Incentives are rewards for good behaviors. Incentives are especially helpful for overcoming resistance when children are locked in a power struggle or control battle with their parents. Rewards give a child a reason to end the power struggle.
There are four rules that make incentives powerful:
The fourth rule is essential. The child's access to the toy, costume, or other incentive needs to be time-limited. That way your child is really earning a privilege and not another possession. That's the only way to maintain the incentive's value.
You can add some variety to incentives by making a grab bag of surprises or slips of paper with different incentives written on them. You can also reward breakthroughs or significant goals with a triple reward (such as, going to a fast food place, picking out a video and staying up late to watch it).

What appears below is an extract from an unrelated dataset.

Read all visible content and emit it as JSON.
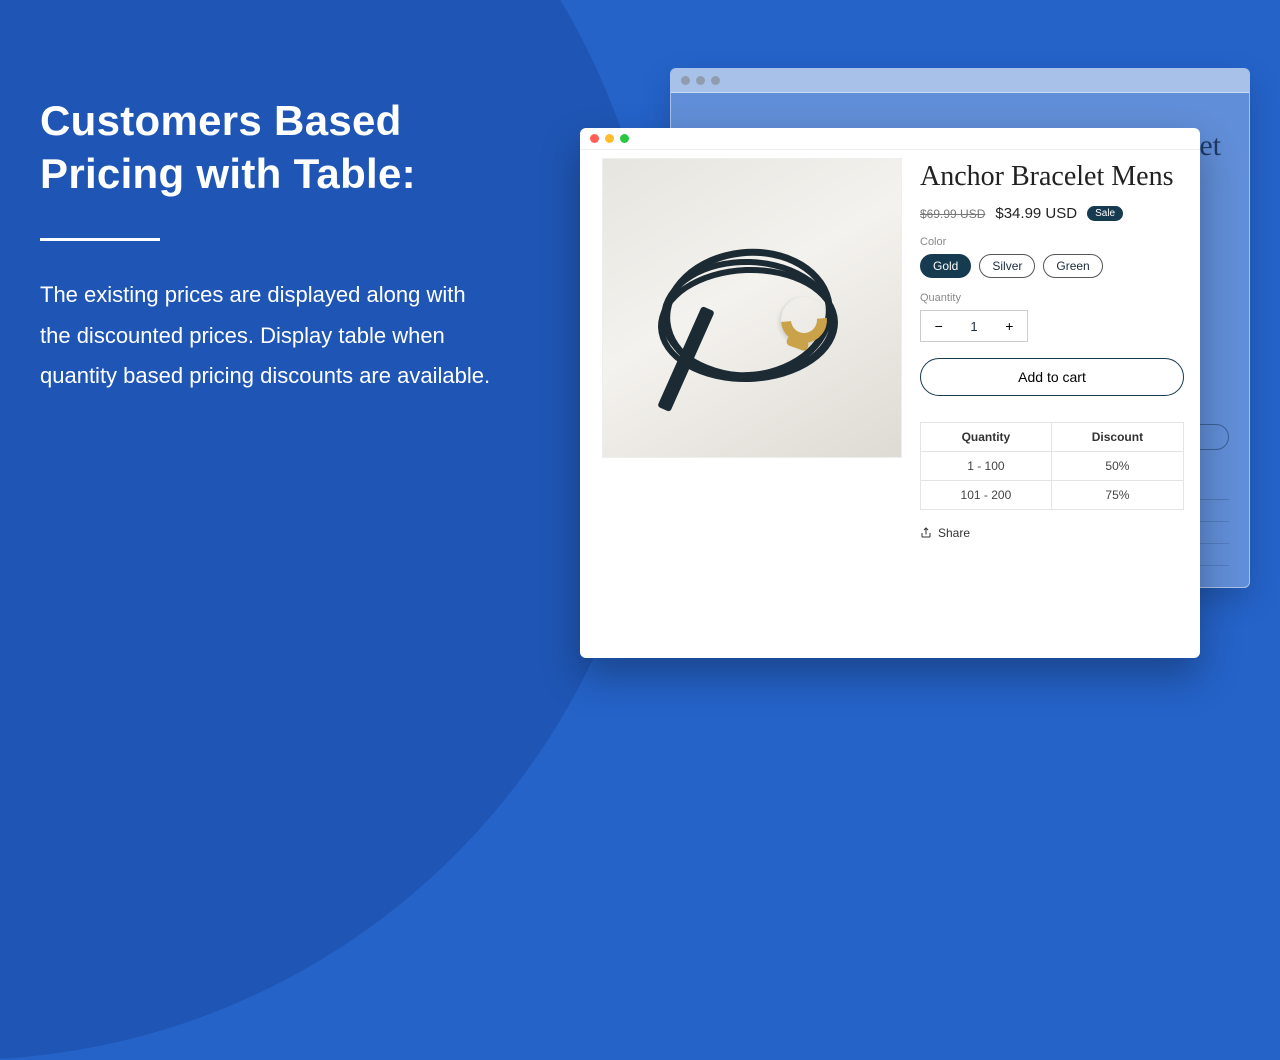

Physical affection (hugs and kisses) and parent-child activities (field trips, playing games, or reading) should not be withheld from a child or used as incentives. They are essential for your child's emotional growth and mental health. Nurturing your child also makes the child more receptive to parental rules and requests. Likewise, physical activities (playing catch, going on walks or to the park) should not be withheld from your child. Fitness and endurance are important for your child's physical health. However, you can offer "extra" parent-child activities as an incentive.